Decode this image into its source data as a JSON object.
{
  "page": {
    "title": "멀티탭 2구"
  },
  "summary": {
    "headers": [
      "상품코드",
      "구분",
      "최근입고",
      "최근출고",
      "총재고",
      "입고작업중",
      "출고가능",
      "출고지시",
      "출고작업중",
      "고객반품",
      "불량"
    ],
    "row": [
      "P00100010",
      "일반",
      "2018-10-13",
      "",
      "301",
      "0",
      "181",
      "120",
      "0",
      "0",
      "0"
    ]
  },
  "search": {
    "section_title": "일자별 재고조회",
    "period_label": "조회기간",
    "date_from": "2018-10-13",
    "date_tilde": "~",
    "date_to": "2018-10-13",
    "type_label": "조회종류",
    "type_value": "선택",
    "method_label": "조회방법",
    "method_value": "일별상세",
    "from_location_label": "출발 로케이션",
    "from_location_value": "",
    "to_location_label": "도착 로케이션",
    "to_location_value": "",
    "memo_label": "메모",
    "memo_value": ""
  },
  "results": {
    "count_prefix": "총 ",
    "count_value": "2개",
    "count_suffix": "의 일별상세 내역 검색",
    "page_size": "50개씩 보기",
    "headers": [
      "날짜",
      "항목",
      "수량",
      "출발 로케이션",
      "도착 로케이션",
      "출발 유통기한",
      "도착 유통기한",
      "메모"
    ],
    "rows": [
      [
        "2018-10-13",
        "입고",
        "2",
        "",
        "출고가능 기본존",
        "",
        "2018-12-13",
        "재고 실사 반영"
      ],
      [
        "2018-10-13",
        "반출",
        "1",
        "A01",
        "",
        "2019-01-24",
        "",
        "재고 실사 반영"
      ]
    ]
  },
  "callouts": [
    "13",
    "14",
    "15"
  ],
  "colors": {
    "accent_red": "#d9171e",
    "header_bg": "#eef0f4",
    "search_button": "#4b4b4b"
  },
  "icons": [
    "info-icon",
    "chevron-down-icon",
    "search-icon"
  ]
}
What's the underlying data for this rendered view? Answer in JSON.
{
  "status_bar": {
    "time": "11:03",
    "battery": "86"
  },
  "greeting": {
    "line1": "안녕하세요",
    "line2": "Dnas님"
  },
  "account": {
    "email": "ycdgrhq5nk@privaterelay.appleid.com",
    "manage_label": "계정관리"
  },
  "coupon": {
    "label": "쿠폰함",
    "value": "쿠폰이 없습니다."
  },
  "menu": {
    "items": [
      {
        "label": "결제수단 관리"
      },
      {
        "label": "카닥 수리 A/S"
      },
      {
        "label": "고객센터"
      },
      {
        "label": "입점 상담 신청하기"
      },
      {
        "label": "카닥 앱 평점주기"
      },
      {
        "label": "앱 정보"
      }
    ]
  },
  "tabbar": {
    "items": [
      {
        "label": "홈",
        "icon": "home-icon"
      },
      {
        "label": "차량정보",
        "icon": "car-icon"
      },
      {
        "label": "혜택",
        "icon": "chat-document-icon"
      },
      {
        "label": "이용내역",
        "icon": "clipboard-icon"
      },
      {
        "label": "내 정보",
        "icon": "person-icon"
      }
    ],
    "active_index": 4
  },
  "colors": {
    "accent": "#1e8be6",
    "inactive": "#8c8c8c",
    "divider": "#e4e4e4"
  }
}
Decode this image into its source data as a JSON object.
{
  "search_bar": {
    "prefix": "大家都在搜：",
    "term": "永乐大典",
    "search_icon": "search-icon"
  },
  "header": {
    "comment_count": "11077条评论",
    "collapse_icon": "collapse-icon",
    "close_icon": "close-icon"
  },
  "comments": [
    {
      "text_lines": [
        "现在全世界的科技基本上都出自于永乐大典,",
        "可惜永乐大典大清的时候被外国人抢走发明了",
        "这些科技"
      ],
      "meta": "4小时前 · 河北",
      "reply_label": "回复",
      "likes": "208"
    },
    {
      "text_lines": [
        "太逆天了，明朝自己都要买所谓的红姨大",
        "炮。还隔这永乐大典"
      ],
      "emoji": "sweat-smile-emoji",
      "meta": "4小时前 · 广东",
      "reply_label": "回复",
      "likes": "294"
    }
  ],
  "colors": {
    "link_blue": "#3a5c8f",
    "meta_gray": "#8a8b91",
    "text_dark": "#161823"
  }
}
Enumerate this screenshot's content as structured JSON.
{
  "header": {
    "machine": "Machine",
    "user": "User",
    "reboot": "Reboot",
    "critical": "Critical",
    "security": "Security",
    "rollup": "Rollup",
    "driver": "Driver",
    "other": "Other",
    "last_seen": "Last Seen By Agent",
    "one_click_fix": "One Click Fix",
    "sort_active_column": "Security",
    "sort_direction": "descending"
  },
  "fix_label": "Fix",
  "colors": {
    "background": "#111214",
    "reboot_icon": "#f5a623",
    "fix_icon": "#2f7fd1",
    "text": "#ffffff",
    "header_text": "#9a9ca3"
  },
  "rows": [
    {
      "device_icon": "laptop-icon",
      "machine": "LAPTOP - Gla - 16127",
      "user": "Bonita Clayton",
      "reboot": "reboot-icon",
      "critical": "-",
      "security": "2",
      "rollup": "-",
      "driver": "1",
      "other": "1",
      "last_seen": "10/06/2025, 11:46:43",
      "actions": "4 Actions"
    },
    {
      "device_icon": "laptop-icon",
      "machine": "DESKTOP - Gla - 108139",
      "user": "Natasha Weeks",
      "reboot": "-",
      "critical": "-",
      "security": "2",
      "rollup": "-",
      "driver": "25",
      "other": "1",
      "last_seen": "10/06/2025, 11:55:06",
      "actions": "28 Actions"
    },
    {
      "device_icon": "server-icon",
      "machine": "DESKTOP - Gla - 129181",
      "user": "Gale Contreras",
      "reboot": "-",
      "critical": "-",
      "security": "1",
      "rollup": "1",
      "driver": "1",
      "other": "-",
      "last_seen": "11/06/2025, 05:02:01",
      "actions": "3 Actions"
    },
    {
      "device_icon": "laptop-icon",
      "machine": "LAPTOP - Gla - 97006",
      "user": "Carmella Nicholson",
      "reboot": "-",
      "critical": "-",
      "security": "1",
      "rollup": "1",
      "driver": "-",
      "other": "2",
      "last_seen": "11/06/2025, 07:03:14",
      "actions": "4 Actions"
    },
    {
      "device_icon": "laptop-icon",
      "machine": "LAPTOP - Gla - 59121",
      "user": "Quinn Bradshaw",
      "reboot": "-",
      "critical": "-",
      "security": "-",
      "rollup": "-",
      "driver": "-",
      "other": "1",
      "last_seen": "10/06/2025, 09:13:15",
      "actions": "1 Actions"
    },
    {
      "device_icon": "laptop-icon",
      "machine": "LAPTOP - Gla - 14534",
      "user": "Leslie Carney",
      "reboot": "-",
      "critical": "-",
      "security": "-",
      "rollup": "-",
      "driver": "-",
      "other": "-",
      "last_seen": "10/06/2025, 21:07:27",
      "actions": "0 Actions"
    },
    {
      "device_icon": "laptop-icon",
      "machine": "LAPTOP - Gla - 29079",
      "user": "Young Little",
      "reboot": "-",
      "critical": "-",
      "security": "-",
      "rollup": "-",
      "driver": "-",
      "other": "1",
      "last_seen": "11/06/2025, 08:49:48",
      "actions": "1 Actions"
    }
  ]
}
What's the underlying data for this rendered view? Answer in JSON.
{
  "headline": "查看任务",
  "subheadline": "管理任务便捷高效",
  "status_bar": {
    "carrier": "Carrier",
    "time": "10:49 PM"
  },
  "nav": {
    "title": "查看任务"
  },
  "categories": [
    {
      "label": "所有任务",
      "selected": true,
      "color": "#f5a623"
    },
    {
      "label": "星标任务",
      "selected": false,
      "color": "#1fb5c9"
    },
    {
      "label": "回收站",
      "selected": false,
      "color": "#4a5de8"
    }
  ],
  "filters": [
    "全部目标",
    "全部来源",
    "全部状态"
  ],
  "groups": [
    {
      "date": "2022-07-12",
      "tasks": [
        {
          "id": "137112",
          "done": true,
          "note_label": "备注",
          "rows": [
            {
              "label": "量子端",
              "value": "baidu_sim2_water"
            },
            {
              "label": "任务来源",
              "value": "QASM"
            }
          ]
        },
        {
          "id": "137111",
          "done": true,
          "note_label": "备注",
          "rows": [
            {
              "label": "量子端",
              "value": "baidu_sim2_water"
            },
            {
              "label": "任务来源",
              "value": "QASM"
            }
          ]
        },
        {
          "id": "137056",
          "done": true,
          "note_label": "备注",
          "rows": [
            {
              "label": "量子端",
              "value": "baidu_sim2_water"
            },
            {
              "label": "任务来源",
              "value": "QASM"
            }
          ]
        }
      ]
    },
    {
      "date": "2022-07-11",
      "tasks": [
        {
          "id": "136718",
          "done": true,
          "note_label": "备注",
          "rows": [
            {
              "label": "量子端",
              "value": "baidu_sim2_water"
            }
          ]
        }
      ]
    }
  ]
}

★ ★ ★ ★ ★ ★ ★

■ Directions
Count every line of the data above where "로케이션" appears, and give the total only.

■ Solution
4